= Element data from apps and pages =
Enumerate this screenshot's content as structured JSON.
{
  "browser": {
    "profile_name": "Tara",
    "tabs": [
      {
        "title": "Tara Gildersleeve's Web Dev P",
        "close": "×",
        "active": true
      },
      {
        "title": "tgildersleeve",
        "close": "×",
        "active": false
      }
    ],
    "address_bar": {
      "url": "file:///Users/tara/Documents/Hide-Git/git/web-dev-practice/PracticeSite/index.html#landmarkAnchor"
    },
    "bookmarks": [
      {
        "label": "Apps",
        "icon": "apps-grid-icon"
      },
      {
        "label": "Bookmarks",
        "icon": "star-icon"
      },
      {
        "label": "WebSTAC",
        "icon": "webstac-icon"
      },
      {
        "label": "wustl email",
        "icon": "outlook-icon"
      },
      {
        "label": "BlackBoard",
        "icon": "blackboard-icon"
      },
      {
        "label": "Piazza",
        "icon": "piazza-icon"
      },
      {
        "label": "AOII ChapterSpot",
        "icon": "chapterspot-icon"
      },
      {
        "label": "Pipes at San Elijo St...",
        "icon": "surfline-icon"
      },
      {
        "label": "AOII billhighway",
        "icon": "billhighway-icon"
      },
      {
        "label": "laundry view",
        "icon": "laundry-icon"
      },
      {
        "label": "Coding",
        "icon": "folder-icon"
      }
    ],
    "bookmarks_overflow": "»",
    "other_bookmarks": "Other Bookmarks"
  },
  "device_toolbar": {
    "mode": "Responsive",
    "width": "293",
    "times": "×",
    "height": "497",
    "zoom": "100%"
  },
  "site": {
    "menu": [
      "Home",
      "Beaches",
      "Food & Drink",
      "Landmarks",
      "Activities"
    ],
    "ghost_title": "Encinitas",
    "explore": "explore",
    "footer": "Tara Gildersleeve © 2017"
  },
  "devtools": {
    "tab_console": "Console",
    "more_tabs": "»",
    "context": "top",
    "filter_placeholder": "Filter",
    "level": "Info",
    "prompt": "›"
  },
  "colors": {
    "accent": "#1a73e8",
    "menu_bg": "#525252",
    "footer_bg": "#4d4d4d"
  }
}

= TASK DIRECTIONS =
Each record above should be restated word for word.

= EXERCISE RESULT =
Enumerate this screenshot's content as structured JSON.
{
  "browser": {
    "profile_name": "Tara",
    "tabs": [
      {
        "title": "Tara Gildersleeve's Web Dev P",
        "close": "×",
        "active": true
      },
      {
        "title": "tgildersleeve",
        "close": "×",
        "active": false
      }
    ],
    "address_bar": {
      "url": "file:///Users/tara/Documents/Hide-Git/git/web-dev-practice/PracticeSite/index.html#landmarkAnchor"
    },
    "bookmarks": [
      {
        "label": "Apps",
        "icon": "apps-grid-icon"
      },
      {
        "label": "Bookmarks",
        "icon": "star-icon"
      },
      {
        "label": "WebSTAC",
        "icon": "webstac-icon"
      },
      {
        "label": "wustl email",
        "icon": "outlook-icon"
      },
      {
        "label": "BlackBoard",
        "icon": "blackboard-icon"
      },
      {
        "label": "Piazza",
        "icon": "piazza-icon"
      },
      {
        "label": "AOII ChapterSpot",
        "icon": "chapterspot-icon"
      },
      {
        "label": "Pipes at San Elijo St...",
        "icon": "surfline-icon"
      },
      {
        "label": "AOII billhighway",
        "icon": "billhighway-icon"
      },
      {
        "label": "laundry view",
        "icon": "laundry-icon"
      },
      {
        "label": "Coding",
        "icon": "folder-icon"
      }
    ],
    "bookmarks_overflow": "»",
    "other_bookmarks": "Other Bookmarks"
  },
  "device_toolbar": {
    "mode": "Responsive",
    "width": "293",
    "times": "×",
    "height": "497",
    "zoom": "100%"
  },
  "site": {
    "menu": [
      "Home",
      "Beaches",
      "Food & Drink",
      "Landmarks",
      "Activities"
    ],
    "ghost_title": "Encinitas",
    "explore": "explore",
    "footer": "Tara Gildersleeve © 2017"
  },
  "devtools": {
    "tab_console": "Console",
    "more_tabs": "»",
    "context": "top",
    "filter_placeholder": "Filter",
    "level": "Info",
    "prompt": "›"
  },
  "colors": {
    "accent": "#1a73e8",
    "menu_bg": "#525252",
    "footer_bg": "#4d4d4d"
  }
}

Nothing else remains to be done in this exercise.